--- Aim of the exercise ---
Check each line of the listing for the word "label" and report how many lines contain it, giving nothing but the number.

--- Provided data ---

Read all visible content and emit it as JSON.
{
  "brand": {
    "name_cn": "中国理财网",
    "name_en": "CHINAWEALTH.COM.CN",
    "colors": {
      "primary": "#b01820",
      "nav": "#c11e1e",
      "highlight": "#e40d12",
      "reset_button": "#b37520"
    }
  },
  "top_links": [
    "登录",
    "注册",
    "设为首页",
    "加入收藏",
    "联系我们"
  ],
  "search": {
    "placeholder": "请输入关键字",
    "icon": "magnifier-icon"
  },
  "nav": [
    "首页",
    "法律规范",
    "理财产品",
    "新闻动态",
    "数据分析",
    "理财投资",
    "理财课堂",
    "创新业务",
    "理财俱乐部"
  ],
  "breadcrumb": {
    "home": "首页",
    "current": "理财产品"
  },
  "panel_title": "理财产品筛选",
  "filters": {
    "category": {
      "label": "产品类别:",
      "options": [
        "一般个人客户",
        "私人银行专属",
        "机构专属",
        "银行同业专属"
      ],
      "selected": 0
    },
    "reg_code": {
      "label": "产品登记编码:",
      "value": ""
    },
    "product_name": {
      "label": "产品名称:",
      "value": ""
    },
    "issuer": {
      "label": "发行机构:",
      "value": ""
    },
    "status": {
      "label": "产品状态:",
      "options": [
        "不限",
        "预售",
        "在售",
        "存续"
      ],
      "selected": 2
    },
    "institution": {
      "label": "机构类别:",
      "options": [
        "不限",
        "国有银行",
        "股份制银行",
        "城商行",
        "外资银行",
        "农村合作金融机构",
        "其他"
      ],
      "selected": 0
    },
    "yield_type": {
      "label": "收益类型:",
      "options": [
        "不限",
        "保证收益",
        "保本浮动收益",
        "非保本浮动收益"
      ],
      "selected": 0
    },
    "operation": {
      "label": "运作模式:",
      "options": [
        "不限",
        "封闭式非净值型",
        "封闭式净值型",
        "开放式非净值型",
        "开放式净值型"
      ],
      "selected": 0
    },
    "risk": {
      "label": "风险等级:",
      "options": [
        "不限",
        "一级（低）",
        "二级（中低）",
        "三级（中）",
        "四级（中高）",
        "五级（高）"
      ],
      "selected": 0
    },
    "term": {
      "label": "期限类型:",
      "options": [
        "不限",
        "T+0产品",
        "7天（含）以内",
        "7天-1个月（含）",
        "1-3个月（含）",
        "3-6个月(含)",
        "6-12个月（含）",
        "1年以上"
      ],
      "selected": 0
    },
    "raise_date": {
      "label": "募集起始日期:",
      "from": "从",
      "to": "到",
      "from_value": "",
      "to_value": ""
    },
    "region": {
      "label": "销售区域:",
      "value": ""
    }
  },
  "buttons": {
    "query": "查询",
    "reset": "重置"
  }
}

--- Response to this exercise ---
12